Nik Douglas, a cryptographer, applications engineer, and director of the C++ team at Ripple, has released a recommended process for enhancing the privacy of transactions around the XRP ledger.
Inside his Github post on March 30, Bougalis centered on the destination tags that are assigned to trades made between pockets supplied by exchanges or third party suppliers — also known as hosted wallets.
Douglas argued that these destination tags pose a potential privacy risk for consumers, which might be mastered through his proposed system of”blinded tags.”
Any transaction made between hosted pockets on the XRP ledger entails two types of tag: a source label, which indicates to which user has initiated the trade, and a destination tag, meaning that the transacted funds are to be shipped.

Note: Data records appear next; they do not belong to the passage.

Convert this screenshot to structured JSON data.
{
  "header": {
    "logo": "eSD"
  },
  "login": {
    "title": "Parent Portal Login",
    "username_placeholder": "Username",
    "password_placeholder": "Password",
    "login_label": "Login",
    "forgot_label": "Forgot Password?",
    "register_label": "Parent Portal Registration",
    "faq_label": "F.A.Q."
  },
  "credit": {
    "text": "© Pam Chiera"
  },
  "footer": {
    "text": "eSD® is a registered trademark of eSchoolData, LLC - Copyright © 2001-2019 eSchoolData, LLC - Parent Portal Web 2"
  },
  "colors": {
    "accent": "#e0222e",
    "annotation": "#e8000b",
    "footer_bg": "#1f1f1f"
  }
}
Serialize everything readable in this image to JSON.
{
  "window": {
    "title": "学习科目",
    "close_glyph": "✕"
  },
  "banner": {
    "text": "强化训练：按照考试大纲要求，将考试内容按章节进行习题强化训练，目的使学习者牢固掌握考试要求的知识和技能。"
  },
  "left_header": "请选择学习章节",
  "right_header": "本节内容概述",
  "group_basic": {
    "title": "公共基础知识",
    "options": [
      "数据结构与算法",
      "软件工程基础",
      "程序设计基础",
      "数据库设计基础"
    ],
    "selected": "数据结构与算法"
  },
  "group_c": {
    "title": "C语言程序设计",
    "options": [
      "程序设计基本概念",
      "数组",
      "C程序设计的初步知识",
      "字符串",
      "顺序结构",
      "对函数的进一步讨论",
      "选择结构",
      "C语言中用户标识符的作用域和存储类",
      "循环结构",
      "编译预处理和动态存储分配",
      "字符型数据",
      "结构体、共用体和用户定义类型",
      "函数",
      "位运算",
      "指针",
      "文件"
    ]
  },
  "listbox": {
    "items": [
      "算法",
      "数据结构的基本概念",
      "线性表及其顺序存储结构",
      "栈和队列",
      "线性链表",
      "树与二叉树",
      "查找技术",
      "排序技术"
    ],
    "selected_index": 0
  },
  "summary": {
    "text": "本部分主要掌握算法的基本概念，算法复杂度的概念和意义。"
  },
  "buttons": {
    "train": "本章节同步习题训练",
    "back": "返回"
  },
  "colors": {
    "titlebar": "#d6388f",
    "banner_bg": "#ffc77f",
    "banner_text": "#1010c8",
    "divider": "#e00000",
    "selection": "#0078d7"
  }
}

On a cryptocurrency exchange, the origin tag (i.e., wallet address) can stay constant or variable (determined by customers’ individual choice). However, trade creates a unique destination tag for each business.
Target tags, in their current form, are unsigned 32-bit integers — meaning that there are over 4 billion possible different combinations that can be used to create each label. At the moment, these 4+ billion mixtures are sufficient to allow exchanges to generate a unique destination tag for every user — and perhaps for the near future, Douglas says.
However, the matter isn’t the finitude of possible combinations. Still, instead, the solitude hurdles that destination tags present, as an attacker could feasibly correlate transactions by isolating the” address, label set as an exceptional address corresponding to one client.”
One way to surmount this problem would be to utilize a method of so-called”blinded tags” — tags that are, in Bougalis’ outline, “mutated in such a way it is meaningful only to the sender and the recipient of a transaction, but seems arbitrary to everybody else.”
Last spring, Ripple’s Xpring combined the firm behind privacy-focused altcoin Zcash (ZEC) to invest in Bolt Labs. In essence, crypto payments begin aiming to create an anonymous second-layer protocol that could be added to present cryptocurrency networks.